**Your goal**
Within the listing below, locate all lines containing the word "true". Copy each one.

**Information supplied**
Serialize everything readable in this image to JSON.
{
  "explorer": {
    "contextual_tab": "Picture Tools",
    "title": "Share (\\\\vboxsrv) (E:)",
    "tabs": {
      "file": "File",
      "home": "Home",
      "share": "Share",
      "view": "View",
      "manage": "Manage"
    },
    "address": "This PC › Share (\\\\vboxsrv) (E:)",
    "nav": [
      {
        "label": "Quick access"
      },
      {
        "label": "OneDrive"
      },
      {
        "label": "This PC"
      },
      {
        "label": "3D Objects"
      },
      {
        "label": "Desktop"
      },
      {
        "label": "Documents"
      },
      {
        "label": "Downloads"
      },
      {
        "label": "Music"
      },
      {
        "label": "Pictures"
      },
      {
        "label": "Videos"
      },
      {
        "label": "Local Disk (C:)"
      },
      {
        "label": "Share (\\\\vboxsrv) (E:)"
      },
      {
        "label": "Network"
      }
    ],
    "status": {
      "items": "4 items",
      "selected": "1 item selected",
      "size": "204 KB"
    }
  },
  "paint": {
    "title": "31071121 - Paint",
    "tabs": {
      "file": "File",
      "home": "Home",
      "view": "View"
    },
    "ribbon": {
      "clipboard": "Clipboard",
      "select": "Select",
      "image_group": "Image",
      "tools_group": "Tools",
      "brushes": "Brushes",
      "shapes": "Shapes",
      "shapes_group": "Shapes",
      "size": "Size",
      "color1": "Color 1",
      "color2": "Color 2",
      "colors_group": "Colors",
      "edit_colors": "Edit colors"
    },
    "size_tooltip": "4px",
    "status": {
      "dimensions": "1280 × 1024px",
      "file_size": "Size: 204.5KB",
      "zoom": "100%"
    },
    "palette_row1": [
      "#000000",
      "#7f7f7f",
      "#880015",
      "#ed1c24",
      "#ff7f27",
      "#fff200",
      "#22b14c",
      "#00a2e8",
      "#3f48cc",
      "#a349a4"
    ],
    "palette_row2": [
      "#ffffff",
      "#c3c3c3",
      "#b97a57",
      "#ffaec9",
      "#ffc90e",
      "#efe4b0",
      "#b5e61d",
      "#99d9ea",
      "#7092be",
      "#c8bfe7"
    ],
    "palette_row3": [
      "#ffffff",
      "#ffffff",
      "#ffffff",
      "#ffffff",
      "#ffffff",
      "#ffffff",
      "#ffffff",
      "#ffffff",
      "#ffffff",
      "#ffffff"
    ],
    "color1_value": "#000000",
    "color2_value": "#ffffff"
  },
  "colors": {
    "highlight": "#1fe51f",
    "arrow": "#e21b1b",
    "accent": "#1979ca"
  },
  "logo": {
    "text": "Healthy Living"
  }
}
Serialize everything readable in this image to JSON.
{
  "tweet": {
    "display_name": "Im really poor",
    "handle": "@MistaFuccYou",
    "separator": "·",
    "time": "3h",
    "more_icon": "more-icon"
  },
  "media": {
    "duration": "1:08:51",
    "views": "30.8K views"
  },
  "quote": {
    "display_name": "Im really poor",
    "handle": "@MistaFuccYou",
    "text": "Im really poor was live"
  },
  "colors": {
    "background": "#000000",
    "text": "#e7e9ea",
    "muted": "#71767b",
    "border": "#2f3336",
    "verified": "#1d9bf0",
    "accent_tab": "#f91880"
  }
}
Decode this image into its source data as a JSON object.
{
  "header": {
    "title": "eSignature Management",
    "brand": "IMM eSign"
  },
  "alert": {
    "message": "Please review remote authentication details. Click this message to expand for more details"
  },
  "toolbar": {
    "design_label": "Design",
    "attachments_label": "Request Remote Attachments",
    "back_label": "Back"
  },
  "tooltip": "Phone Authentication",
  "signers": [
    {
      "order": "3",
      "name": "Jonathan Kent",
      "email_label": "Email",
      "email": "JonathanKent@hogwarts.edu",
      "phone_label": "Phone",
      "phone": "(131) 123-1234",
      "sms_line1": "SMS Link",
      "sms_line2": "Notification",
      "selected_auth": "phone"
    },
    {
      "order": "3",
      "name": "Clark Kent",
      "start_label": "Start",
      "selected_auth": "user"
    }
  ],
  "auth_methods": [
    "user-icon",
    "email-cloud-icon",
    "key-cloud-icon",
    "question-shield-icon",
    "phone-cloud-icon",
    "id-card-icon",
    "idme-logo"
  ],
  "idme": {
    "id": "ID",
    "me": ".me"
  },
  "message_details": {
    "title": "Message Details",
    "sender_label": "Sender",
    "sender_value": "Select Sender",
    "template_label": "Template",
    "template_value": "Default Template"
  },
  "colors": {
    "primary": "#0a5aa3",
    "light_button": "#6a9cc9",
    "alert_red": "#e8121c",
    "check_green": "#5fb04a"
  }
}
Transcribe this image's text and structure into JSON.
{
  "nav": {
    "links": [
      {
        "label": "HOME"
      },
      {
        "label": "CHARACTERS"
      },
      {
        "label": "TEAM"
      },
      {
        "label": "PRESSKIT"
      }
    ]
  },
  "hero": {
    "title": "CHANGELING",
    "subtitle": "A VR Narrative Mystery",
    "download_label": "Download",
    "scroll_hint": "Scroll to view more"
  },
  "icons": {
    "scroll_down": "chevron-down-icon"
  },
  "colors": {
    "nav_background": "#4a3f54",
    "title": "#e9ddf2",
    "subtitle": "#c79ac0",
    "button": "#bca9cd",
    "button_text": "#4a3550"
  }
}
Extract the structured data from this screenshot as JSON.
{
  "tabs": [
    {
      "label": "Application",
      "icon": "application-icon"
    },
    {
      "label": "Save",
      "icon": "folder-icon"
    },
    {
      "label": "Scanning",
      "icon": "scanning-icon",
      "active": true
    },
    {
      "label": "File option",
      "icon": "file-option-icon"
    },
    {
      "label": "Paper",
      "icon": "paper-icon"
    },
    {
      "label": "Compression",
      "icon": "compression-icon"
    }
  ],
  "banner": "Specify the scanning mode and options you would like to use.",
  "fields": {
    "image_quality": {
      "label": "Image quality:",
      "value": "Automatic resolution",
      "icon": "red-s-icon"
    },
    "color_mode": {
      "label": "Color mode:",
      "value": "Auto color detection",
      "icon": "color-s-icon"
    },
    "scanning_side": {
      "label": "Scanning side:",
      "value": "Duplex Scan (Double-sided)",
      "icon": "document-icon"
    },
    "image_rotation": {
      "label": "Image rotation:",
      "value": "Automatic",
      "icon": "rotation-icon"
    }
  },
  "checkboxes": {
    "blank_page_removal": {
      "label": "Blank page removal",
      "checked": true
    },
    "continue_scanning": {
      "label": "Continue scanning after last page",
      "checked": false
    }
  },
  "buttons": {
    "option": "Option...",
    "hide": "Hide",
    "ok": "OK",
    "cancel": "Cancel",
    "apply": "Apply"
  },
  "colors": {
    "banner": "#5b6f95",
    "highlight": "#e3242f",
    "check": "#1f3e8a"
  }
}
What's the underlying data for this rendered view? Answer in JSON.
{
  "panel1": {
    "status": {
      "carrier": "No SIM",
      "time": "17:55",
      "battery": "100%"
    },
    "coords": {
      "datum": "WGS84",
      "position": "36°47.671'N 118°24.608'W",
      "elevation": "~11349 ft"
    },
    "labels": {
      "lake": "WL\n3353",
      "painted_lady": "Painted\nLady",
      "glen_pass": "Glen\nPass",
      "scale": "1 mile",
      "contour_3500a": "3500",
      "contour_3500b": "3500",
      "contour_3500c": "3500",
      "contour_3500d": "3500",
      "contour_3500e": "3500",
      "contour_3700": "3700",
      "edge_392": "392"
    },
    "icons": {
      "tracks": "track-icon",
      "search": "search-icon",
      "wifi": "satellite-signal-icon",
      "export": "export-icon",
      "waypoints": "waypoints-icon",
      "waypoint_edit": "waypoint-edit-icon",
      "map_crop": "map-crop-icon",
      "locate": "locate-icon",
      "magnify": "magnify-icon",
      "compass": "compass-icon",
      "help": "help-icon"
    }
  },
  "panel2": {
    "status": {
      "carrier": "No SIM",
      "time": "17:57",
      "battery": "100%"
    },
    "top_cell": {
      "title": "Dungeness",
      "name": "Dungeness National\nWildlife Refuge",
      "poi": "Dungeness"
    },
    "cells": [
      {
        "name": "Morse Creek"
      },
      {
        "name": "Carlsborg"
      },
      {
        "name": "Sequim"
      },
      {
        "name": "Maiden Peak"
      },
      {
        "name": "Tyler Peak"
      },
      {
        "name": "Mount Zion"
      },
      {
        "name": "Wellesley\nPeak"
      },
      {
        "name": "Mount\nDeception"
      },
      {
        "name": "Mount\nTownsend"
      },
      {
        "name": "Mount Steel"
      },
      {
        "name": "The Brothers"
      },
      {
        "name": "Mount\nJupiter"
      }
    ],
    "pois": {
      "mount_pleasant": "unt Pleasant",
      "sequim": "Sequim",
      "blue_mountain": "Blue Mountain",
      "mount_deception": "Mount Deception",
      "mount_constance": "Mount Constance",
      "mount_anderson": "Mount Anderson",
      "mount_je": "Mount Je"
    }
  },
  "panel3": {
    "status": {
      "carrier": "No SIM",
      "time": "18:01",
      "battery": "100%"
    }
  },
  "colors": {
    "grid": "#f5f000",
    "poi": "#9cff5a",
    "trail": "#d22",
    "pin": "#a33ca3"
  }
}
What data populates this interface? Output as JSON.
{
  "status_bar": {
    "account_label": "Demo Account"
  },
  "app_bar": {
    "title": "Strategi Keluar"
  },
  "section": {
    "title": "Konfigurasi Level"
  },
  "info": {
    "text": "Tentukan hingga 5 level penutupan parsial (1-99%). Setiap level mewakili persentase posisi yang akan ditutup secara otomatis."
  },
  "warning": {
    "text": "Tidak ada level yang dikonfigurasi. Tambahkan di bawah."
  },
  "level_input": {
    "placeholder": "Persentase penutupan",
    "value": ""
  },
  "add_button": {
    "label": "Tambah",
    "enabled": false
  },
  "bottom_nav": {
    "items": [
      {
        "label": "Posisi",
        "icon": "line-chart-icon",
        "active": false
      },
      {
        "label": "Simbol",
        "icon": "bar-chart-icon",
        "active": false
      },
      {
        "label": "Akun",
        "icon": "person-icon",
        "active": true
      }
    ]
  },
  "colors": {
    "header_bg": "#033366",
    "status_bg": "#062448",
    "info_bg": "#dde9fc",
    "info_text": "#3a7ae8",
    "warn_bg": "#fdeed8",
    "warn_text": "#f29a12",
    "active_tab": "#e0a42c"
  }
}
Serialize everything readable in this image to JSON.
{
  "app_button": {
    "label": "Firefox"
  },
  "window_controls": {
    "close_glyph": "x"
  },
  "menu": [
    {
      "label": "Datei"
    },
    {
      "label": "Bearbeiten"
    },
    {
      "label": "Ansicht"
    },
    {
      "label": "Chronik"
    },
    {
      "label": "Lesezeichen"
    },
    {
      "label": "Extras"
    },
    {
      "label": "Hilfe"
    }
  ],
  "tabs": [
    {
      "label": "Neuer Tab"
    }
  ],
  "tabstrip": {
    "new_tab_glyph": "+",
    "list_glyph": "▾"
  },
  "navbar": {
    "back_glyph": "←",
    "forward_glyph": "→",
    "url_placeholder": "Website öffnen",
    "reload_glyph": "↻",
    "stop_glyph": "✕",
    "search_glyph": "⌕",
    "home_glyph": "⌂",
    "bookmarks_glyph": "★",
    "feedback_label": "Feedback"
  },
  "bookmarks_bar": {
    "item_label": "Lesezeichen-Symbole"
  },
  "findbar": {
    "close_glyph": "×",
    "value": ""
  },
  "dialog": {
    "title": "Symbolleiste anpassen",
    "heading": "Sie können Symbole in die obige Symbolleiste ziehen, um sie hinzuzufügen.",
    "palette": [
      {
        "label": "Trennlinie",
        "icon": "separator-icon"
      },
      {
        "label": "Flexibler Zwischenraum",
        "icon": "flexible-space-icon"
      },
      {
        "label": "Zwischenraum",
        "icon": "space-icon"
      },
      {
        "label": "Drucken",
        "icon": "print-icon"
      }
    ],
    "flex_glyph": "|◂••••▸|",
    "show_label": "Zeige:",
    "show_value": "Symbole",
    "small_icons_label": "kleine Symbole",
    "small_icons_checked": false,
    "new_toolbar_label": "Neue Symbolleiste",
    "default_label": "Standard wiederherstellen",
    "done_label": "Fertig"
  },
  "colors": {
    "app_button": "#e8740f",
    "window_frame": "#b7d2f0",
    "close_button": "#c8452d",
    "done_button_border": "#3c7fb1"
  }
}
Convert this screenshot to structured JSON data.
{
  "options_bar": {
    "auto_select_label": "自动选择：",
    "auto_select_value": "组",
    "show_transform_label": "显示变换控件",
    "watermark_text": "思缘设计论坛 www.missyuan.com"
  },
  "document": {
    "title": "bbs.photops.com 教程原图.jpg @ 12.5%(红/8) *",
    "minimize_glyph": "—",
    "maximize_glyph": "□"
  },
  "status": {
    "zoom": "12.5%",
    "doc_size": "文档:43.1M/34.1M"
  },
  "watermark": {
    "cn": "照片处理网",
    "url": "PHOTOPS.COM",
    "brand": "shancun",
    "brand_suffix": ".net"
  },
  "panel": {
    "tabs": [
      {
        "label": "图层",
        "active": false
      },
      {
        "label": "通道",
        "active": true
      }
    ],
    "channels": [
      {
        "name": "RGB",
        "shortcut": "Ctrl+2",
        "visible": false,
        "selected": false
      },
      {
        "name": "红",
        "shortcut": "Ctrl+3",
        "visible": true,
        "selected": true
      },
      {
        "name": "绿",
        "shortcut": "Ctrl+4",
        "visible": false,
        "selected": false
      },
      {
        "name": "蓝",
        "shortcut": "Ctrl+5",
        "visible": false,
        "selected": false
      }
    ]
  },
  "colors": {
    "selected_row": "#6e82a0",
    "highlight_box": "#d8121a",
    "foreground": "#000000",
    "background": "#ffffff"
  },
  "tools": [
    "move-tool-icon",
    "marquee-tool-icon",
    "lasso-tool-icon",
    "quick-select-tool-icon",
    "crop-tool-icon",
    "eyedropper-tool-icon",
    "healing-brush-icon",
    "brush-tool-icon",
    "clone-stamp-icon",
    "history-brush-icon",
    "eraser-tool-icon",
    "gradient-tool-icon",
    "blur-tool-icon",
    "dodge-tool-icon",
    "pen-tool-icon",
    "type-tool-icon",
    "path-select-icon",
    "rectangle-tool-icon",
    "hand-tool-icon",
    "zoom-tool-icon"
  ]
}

**Solution to this problem**
      "active": true
      "checked": true
        "active": true
        "active": true
        "visible": true,
        "selected": true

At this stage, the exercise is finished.